**Exercise:**
All lines after the one containing "Extract the structured" are needed, along with that line itself. Please repeat them exactly through the end of the entries.

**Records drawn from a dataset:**
BEGIN
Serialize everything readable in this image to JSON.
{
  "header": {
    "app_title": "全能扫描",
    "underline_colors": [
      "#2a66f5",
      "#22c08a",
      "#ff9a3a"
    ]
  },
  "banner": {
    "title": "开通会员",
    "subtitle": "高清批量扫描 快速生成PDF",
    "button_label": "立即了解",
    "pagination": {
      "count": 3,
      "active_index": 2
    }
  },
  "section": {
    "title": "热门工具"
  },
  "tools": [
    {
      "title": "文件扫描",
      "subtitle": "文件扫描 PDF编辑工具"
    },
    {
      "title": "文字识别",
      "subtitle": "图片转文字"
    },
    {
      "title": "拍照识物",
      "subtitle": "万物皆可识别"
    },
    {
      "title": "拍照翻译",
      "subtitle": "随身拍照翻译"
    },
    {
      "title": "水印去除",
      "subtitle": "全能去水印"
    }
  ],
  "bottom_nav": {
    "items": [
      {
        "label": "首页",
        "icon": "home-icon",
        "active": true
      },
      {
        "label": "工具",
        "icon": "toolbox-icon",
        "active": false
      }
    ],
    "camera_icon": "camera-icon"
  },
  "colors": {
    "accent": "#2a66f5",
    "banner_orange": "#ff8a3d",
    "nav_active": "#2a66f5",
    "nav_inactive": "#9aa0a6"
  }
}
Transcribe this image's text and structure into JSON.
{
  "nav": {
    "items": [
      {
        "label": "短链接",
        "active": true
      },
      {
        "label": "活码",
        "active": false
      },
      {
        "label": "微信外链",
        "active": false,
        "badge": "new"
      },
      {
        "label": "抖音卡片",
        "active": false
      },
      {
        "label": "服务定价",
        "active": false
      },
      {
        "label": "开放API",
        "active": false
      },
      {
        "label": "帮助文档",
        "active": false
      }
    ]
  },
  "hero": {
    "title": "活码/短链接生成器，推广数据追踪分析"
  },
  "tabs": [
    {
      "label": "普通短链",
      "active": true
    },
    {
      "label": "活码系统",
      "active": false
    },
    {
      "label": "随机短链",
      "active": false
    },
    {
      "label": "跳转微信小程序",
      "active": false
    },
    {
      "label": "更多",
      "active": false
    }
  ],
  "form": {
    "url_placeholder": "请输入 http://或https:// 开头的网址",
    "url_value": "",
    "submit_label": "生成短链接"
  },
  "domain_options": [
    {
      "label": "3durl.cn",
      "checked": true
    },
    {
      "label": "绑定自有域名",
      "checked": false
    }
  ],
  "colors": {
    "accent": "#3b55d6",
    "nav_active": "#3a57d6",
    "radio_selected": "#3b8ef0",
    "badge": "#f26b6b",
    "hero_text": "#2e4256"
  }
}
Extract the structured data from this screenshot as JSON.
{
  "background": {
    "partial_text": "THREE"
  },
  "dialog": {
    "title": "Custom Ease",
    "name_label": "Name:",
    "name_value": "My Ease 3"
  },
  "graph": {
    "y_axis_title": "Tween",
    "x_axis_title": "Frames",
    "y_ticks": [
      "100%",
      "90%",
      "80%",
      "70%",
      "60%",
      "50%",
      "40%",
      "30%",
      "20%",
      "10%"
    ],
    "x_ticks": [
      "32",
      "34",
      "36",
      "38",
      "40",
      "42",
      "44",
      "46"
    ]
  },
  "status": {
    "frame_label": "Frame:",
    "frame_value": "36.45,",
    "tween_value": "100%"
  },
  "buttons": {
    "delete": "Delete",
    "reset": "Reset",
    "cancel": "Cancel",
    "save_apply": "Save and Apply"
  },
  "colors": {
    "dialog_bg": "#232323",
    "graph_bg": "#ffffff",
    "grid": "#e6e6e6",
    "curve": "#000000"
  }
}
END
**Output of the task:**
Extract the structured data from this screenshot as JSON.
{
  "background": {
    "partial_text": "THREE"
  },
  "dialog": {
    "title": "Custom Ease",
    "name_label": "Name:",
    "name_value": "My Ease 3"
  },
  "graph": {
    "y_axis_title": "Tween",
    "x_axis_title": "Frames",
    "y_ticks": [
      "100%",
      "90%",
      "80%",
      "70%",
      "60%",
      "50%",
      "40%",
      "30%",
      "20%",
      "10%"
    ],
    "x_ticks": [
      "32",
      "34",
      "36",
      "38",
      "40",
      "42",
      "44",
      "46"
    ]
  },
  "status": {
    "frame_label": "Frame:",
    "frame_value": "36.45,",
    "tween_value": "100%"
  },
  "buttons": {
    "delete": "Delete",
    "reset": "Reset",
    "cancel": "Cancel",
    "save_apply": "Save and Apply"
  },
  "colors": {
    "dialog_bg": "#232323",
    "graph_bg": "#ffffff",
    "grid": "#e6e6e6",
    "curve": "#000000"
  }
}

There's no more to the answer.